4 tips to elevate the profession and educate the public

October 18, 2023
Use your voice to inform patients of the importance of eye health and vision care provided by AOA optometrists.
Communicating in Optometry

Excerpted from page 43 of the September 2023 edition of AOA Focus

Doctors of optometry can play an important role in elevating the profession and educating the public—ultimately improving patients’ eye health. But how do you do this all on your own?

Jen Wademan, O.D., uses the visual power of Instagram to educate consumers and reach potential patients.

“I love patient education; I love talking about why eye care is important,” says Dr. Wademan, owner of Bidwell Optometry in Folsom, California. “I love that aspect of advocating and elevating eye care, then transforming that into relatable content online. In the exam room, I’ve always loved figuring out, ‘OK, how do I communicate this condition to the patient? How do I make it so it’s digestible so they can adapt this into their day-to-day routine?’”

Here are four things to keep in mind as you get started.

1) Be clear about your goal and your audience.

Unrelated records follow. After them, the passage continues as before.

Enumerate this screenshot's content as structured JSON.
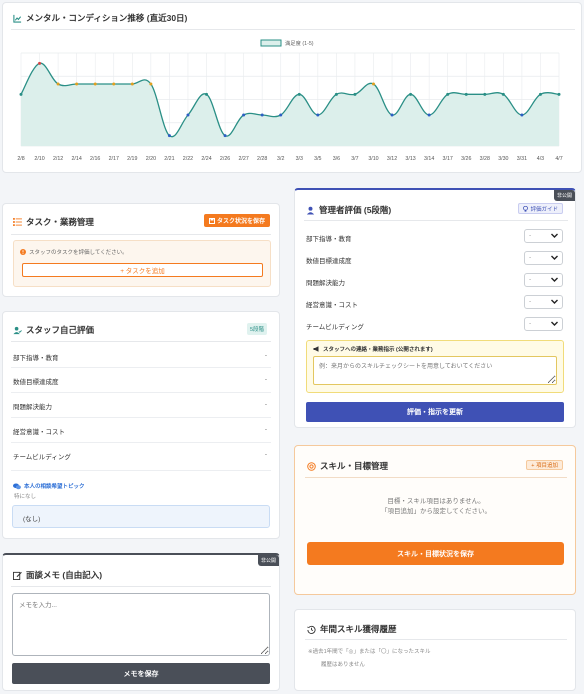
{
  "trend": {
    "title": "メンタル・コンディション推移 (直近30日)",
    "legend": "満足度 (1-5)"
  },
  "chart_data": {
    "type": "line",
    "x": [
      "2/8",
      "2/10",
      "2/12",
      "2/14",
      "2/16",
      "2/17",
      "2/19",
      "2/20",
      "2/21",
      "2/22",
      "2/24",
      "2/26",
      "2/27",
      "2/28",
      "3/2",
      "3/3",
      "3/5",
      "3/6",
      "3/7",
      "3/10",
      "3/12",
      "3/13",
      "3/14",
      "3/17",
      "3/26",
      "3/28",
      "3/30",
      "3/31",
      "4/3",
      "4/7"
    ],
    "series": [
      {
        "name": "満足度 (1-5)",
        "values": [
          3.5,
          5.0,
          4.0,
          4.0,
          4.0,
          4.0,
          4.0,
          4.0,
          1.5,
          2.5,
          3.5,
          1.5,
          2.5,
          2.5,
          2.5,
          3.5,
          2.5,
          3.5,
          3.5,
          4.0,
          2.5,
          3.5,
          2.5,
          3.5,
          3.5,
          3.5,
          3.5,
          2.5,
          3.5,
          3.5
        ]
      }
    ],
    "ylim": [
      1,
      5.5
    ],
    "grid": true,
    "legend_position": "top-center",
    "colors": {
      "line": "#2a8f86",
      "fill": "#dcefeb",
      "grid": "#e8ebee"
    }
  },
  "tasks": {
    "title": "タスク・業務管理",
    "save_button": "タスク状況を保存",
    "info": "スタッフのタスクを評価してください。",
    "add_button": "+ タスクを追加"
  },
  "self_eval": {
    "title": "スタッフ自己評価",
    "badge": "5段階",
    "rows": [
      {
        "label": "部下指導・教育",
        "value": "-"
      },
      {
        "label": "数値目標達成度",
        "value": "-"
      },
      {
        "label": "問題解決能力",
        "value": "-"
      },
      {
        "label": "経営意識・コスト",
        "value": "-"
      },
      {
        "label": "チームビルディング",
        "value": "-"
      }
    ],
    "topic_title": "本人の相談希望トピック",
    "topic_sub": "特になし",
    "topic_value": "(なし)"
  },
  "memo": {
    "corner": "非公開",
    "title": "面談メモ (自由記入)",
    "placeholder": "メモを入力...",
    "save_button": "メモを保存"
  },
  "manager_eval": {
    "corner": "非公開",
    "title": "管理者評価 (5段階)",
    "guide": "評価ガイド",
    "rows": [
      {
        "label": "部下指導・教育",
        "value": "-"
      },
      {
        "label": "数値目標達成度",
        "value": "-"
      },
      {
        "label": "問題解決能力",
        "value": "-"
      },
      {
        "label": "経営意識・コスト",
        "value": "-"
      },
      {
        "label": "チームビルディング",
        "value": "-"
      }
    ],
    "notice_title": "スタッフへの連絡・業務指示 (公開されます)",
    "notice_placeholder": "例：来月からのスキルチェックシートを用意しておいてください",
    "update_button": "評価・指示を更新"
  },
  "skills": {
    "title": "スキル・目標管理",
    "add_button": "+ 項目追加",
    "empty_line1": "目標・スキル項目はありません。",
    "empty_line2": "「項目追加」から設定してください。",
    "save_button": "スキル・目標状況を保存"
  },
  "history": {
    "title": "年間スキル獲得履歴",
    "note": "※過去1年間で「◎」または「〇」になったスキル",
    "empty": "履歴はありません"
  }
}
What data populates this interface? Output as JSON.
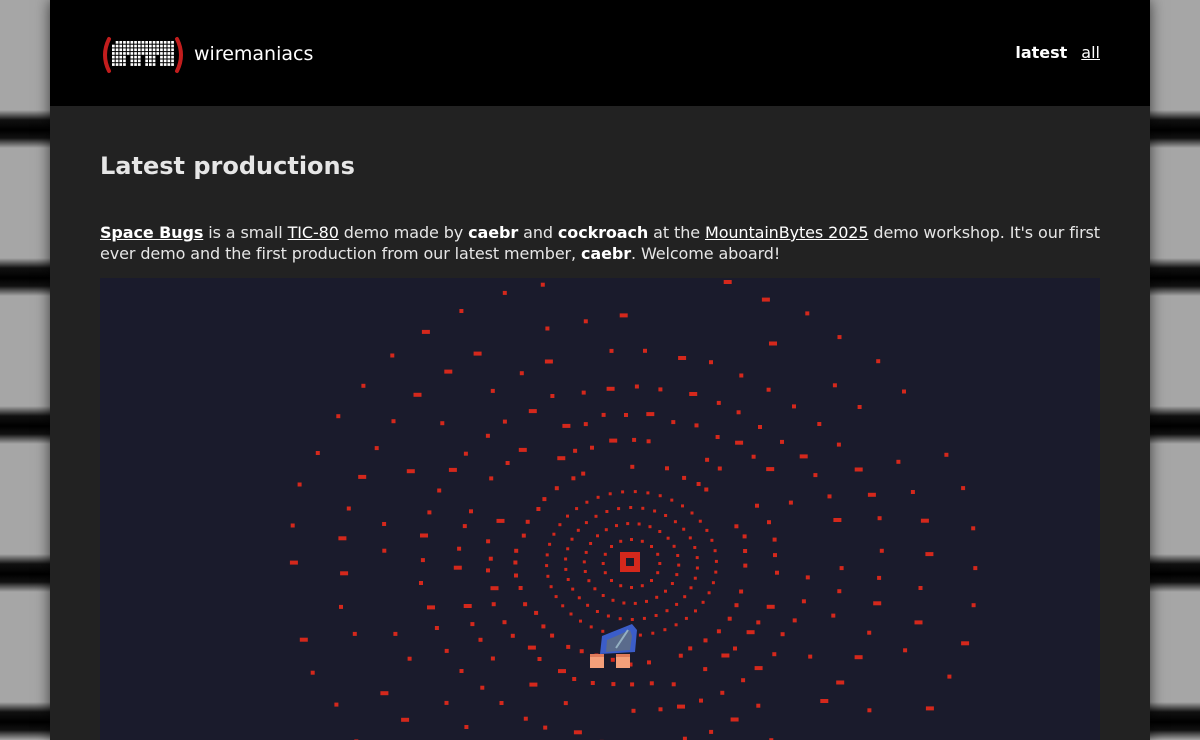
{
  "header": {
    "brand": "wiremaniacs",
    "logo_text": "(wm)",
    "nav": [
      {
        "label": "latest",
        "active": true
      },
      {
        "label": "all",
        "active": false
      }
    ]
  },
  "main": {
    "title": "Latest productions",
    "intro": {
      "prod_name": "Space Bugs",
      "t1": " is a small ",
      "platform": "TIC-80",
      "t2": " demo made by ",
      "author1": "caebr",
      "t3": " and ",
      "author2": "cockroach",
      "t4": " at the ",
      "event": "MountainBytes 2025",
      "t5": " demo workshop. It's our first ever demo and the first production from our latest member, ",
      "member": "caebr",
      "t6": ". Welcome aboard!"
    },
    "screenshot": {
      "background": "#1a1b2c",
      "dot_color": "#d4281c",
      "ship_colors": [
        "#3b5dc9",
        "#94b0c2",
        "#f4a07a"
      ]
    }
  },
  "colors": {
    "header_bg": "#000000",
    "page_bg": "#222222",
    "text": "#e6e6e6"
  }
}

Ask yourself why you are doing this and who you want to reach. That will help determine the best avenue and how to start. For example, if you want to get involved on social media, Instagram and Facebook, LinkedIn and TikTok, all have very different audiences. You’ll want to do a bit of homework and find where your audience is more likely to be.

2) Choose a platform you will enjoy.

Consistency is important with public outreach. But if you are not having fun, it will fall off your to-do list. If you aren’t personally interested, consider recruiting a reliable staff member to oversee the efforts—but choose someone who also will enjoy it, not see it as drudgery or hard work piled on their already busy plate.

If you’re comfortable in front of a microphone and camera, reaching out to local media outlets to pitch important eye health story ideas may be right for you. Make sure to have a couple of succinct, easy-to-explain bullet points. During the interview, be sure not to go off on tangents or long explanations. Always circle the interview back to your main talking points.

3) Determine your brand and stick to it.

What best fits your personality and what are you comfortable with? On social media, for example, your posts should look like the same person or practice published them, with a consistent and recognizable tone and theme. That doesn’t mean you can’t be funny and show your personality. But your followers should know what type of content and tone to expect from you.

4) Just start.

“Have fun with it,” Dr. Wademan says. “When you feel like you have to do it, it’s not benefiting anybody.” The advice and tips online can be endless and always changing, she says. Try not to get overwhelmed. Don’t compare yourself to other brands. People want authenticity, not overly glossy videos and messaging.

“Just start small and just start somewhere,” Dr. Wademan says. “Don’t put a ton of pressure on yourself; you don’t have to create this whole big thing. Put something together and then you can build off of that.”

Leverage the AOA’s national public awareness campaign

In its third year, the AOA Eye Deserve More campaign continues to amplify the eye health conversation across digital, social and media platforms. The successful campaign has reached millions of people in the U.S., driving home the importance of in-person, comprehensive eye exams with AOA doctors of optometry. Find campaign resources and materials, including digital ads, creative assets and social media content.



Educate Your Community

Educate your community with helpful PowerPoint presentations, handouts, and infographics.
Related News

How AOAExcel® makes your life easier

Get to know the program that empowers you with tools to help simplify your practice.

Next-gen optometry’s focus on independent practice

Preparing optometry students for practice autonomy is an imperative the AOA doesn’t take lightly, doubling down with partnering academic institutions for the profession’s future.

Inferiority complexity?

Looking to impress your new colleagues? A new case study from the AOA Ethics & Values Committee suggests ways new graduates can make the transition into multidisciplinary practices go smoothly. It’s not easy being new.